'LeBron James' photo (c) 2011, Keith Allison - license: http://creativecommons.org/licenses/by-sa/2.0/

I’ve written a lot about the importance of being “data-informed” and not “data-driven” in schools (see The Best Resources Showing Why We Need To Be “Data-Informed” & Not “Data-Driven”) and, among other examples, have used stories from baseball and basketball to support that position.

Bruce Jenkins from The San Francisco Chronicle is one of my favorite sportswriters. Today, he illustrated that same point by looking at the just-completed NBA finals. He is critical of one of the most fashionable stats today in basketball — the plus/minus statistic, which can be defined this way:

The +/- stat is tied to team performance during the time that that particular player is on the court. The games official scorer records the differential in terms of gain (plus) or loss (minus).

Here’s what Jenkins wrote about it:

Michael Wilbon took a wicked shot at the metrics/analytics crowd on ABC before Game 7 of the Finals, calling it “suicide” to make player judgments on statistics when your eyes tell the real story. I’m on Wilbon’s side, largely because I’m as old as the hills and used to analyzing basketball a certain way. A lot of very smart people feel otherwise.

Much of the debate centers around the plus/minus statistic assigned to players after each game, having to do with the team’s performance (i.e., the score) while that player was on the court.
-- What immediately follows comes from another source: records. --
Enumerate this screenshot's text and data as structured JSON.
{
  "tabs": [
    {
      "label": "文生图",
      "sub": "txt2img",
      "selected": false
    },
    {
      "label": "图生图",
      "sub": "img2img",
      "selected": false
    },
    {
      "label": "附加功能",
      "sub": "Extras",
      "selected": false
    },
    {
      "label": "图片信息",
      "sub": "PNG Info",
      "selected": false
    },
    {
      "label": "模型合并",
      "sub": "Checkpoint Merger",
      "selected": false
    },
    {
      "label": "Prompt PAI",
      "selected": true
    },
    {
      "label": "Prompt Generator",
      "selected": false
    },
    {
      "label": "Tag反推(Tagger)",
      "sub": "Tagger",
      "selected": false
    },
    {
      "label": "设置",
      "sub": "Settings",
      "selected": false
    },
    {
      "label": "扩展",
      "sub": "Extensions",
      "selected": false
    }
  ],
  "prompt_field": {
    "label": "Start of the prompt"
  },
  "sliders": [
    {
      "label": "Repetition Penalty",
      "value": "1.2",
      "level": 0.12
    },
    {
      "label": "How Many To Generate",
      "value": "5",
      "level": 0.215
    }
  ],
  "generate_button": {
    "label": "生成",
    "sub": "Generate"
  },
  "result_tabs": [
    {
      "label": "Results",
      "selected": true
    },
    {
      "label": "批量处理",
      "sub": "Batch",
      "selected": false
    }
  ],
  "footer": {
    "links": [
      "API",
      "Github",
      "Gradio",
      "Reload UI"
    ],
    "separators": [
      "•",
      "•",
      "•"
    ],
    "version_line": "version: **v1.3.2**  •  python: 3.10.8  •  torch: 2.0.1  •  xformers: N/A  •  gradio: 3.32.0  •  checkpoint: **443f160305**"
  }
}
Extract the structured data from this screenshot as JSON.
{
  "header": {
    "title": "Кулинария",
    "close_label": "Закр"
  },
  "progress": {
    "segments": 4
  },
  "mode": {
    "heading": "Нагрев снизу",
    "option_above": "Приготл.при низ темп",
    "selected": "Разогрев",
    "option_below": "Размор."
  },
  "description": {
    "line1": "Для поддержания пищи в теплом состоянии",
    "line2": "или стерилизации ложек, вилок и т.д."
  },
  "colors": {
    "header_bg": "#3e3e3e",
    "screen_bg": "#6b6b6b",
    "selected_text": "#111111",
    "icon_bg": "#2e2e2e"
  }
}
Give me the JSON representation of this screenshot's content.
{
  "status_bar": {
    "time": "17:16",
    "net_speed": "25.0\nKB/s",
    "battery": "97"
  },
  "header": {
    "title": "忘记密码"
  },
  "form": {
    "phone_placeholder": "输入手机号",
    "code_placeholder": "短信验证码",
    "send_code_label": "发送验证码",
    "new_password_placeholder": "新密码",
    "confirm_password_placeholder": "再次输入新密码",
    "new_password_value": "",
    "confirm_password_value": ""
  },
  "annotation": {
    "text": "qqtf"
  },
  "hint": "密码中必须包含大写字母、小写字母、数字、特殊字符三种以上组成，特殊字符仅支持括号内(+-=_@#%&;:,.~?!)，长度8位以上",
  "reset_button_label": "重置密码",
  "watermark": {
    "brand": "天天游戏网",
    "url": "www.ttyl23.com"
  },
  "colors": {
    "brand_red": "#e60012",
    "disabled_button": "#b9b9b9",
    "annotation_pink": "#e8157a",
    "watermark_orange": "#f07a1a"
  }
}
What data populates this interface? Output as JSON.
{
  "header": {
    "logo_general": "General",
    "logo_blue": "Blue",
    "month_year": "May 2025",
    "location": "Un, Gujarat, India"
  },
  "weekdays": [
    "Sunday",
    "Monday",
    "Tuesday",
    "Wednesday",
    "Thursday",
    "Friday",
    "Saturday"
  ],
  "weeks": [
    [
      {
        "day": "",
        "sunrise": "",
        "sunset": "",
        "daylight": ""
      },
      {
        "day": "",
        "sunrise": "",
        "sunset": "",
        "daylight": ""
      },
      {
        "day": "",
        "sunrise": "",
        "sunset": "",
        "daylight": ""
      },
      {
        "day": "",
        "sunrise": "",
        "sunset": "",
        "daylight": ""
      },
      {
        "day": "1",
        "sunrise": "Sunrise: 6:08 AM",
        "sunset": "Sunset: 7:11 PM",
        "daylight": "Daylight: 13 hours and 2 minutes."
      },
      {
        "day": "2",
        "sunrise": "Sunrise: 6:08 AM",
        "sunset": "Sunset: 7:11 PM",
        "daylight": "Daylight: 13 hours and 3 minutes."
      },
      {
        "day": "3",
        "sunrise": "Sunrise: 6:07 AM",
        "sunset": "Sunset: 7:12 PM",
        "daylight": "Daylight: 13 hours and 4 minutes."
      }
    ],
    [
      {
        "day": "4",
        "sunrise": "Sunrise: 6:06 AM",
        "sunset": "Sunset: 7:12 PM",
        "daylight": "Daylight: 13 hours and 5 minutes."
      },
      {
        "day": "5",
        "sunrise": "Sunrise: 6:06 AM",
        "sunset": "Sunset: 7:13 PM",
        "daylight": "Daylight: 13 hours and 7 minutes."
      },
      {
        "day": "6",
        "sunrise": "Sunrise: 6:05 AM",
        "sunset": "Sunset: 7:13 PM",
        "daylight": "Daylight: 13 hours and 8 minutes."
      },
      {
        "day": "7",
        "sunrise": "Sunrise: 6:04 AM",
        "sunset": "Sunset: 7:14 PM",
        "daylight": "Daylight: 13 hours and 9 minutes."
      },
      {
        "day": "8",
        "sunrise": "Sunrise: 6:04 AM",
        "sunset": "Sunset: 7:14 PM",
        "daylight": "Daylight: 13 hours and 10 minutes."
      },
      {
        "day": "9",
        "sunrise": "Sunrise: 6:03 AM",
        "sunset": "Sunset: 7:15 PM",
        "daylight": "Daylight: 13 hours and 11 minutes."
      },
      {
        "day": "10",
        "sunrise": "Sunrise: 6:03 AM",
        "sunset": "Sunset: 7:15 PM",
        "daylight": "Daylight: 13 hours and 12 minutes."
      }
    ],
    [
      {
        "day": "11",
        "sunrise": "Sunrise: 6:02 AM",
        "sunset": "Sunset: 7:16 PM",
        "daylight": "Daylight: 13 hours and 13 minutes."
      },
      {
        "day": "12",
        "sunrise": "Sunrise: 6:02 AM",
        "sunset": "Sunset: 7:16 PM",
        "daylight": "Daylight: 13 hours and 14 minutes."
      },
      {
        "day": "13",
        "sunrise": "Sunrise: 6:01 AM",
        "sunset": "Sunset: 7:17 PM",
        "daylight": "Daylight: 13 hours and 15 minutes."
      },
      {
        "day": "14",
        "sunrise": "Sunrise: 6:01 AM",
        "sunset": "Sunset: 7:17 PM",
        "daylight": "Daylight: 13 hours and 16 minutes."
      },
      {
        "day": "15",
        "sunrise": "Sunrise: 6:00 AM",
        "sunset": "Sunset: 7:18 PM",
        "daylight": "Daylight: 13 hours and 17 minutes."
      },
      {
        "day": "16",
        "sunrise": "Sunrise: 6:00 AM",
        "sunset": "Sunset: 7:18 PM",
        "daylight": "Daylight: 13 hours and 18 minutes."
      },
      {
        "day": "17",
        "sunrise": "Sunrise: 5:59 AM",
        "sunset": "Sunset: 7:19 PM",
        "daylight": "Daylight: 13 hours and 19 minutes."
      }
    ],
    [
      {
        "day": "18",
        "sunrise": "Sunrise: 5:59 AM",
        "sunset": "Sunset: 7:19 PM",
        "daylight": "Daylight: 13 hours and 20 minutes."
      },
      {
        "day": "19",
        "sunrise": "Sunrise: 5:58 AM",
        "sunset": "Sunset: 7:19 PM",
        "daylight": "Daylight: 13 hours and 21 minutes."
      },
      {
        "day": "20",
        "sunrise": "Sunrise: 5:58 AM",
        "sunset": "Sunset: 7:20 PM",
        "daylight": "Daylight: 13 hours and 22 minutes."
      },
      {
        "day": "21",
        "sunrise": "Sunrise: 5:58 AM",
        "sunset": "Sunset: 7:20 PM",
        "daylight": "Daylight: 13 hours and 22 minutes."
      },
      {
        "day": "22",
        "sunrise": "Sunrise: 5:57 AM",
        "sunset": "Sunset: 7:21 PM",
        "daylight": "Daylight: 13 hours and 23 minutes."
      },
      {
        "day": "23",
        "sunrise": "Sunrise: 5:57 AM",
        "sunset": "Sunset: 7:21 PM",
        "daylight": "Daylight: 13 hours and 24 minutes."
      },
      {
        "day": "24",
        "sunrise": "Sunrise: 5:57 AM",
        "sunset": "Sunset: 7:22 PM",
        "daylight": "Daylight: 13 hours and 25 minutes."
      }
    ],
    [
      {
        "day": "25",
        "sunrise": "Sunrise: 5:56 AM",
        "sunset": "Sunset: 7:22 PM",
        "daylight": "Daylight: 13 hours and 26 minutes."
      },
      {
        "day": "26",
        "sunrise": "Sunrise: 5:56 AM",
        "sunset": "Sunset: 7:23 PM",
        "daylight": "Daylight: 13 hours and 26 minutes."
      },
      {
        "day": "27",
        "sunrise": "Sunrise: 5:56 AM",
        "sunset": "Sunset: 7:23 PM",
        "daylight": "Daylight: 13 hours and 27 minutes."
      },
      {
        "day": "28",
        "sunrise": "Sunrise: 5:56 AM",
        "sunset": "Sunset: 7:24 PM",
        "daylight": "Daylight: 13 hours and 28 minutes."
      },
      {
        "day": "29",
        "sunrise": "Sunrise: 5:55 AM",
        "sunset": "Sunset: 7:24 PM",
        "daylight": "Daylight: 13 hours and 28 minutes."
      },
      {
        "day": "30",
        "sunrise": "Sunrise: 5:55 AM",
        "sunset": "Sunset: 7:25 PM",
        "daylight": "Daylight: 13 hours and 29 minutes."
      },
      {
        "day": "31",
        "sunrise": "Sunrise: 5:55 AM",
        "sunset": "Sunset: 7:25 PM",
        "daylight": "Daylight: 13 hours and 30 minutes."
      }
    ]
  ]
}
I’d never bothered to even consider these numbers until Game 7 of this year’s Finals, and here’s what I saw:

Manu Ginobili, whose brutally reckless play cost his team so badly: plus-6.

Kawhi Leonard, the Spurs’ most influential player with 19 points and 16 rebounds: minus-8.

Dwayne Wade, who resurrected his game and his team’s identity with 23 points: minus-2.

LeBron James: Plus-8, when it seemed more like plus-infinity, and a lesser number than teammates Mario Chalmers, Chris Andersen and Shane Battier.

Think I’ll keep my old-school eyes on the court.

I, like Jenkins, will continue to be skeptical of fashionable stats that purport to be the end-all, be-all of measurement, like plus/minus numbers and Value Added Measurements.